Alice Elizabeth Wolfe Pigman (born March 15, 1908 in Oak Park, Illinois; died October 4, 2005 in Homewood) was the founding principal of the Opportunity Center School, executive director of Aid for Retarded Children, assistant to the director for community programs for the UAB Center for Developmental and Learning Disorders, and coordinator for community programs for the Jefferson-Blount-St Clair Mental Health and Mental Retardation Authority.
Alice Wolfe graduated from Chicago's Austin High School in 1924 and completed a certificate in Kindergarten and elementary teaching at the Chicago Teachers College in 1930. She also enrolled at the University of Chicago, completing a bachelor's degree in 1932.
In the 1950s she and her husband, biochemist Ward Pigman, moved to Birmingham, where she founded the Opportunity School, serving as principal and executive director. She went back to school for a master's degree at Birmingham-Southern College, completing a thesis on the organization and administration of educational programs for children with intellectual disabilities in 1960. She followed that with an education specialist degree from the University of Alabama in 1964.
Pigman retired from her roles as principal and executive director of ARC in 1972. As a specialist in community programs she worked across the metropolitan area and testified before the U.S. Department of Justice officials. She was a Fellow of the American Association on Mental Deficiency and a member of the Council for Exceptional Children, the American Association of Social Workers, the Mental Health — Mental Retardation Council of Center Directors, and the National Association for Retarded Children.
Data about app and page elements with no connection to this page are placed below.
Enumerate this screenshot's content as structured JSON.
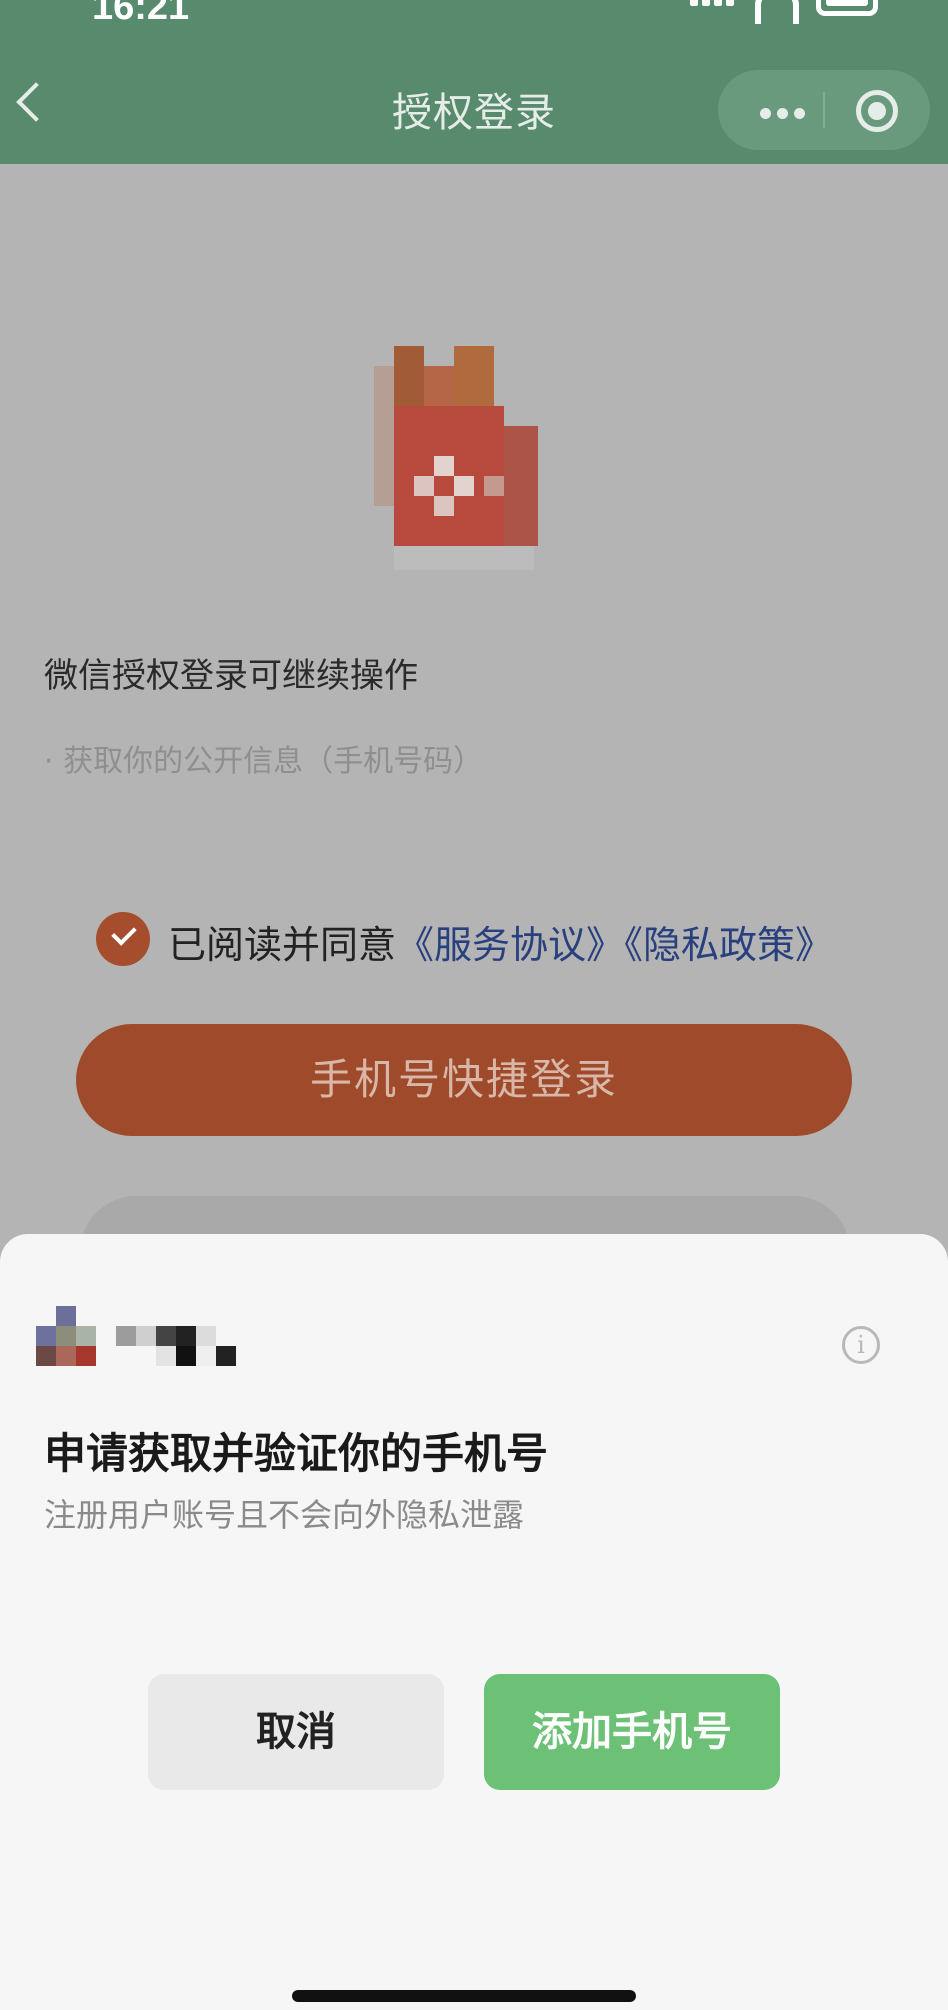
{
  "status_bar": {
    "time": "16:21"
  },
  "nav": {
    "title": "授权登录"
  },
  "intro": {
    "title": "微信授权登录可继续操作",
    "item": "· 获取你的公开信息（手机号码）"
  },
  "agreement": {
    "prefix": "已阅读并同意",
    "service_link": "《服务协议》",
    "privacy_link": "《隐私政策》"
  },
  "login_button": "手机号快捷登录",
  "sheet": {
    "title": "申请获取并验证你的手机号",
    "subtitle": "注册用户账号且不会向外隐私泄露",
    "info_icon": "i",
    "cancel_label": "取消",
    "add_phone_label": "添加手机号"
  },
  "colors": {
    "nav_green": "#588a6e",
    "brand_orange": "#9f4a2b",
    "link_blue": "#29407e",
    "confirm_green": "#6cc176"
  }
}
The Alabama Association for Retarded Citizens presented her with their Outstanding Service Award in 1997. UAB awarded her an honorary doctorate in 2003.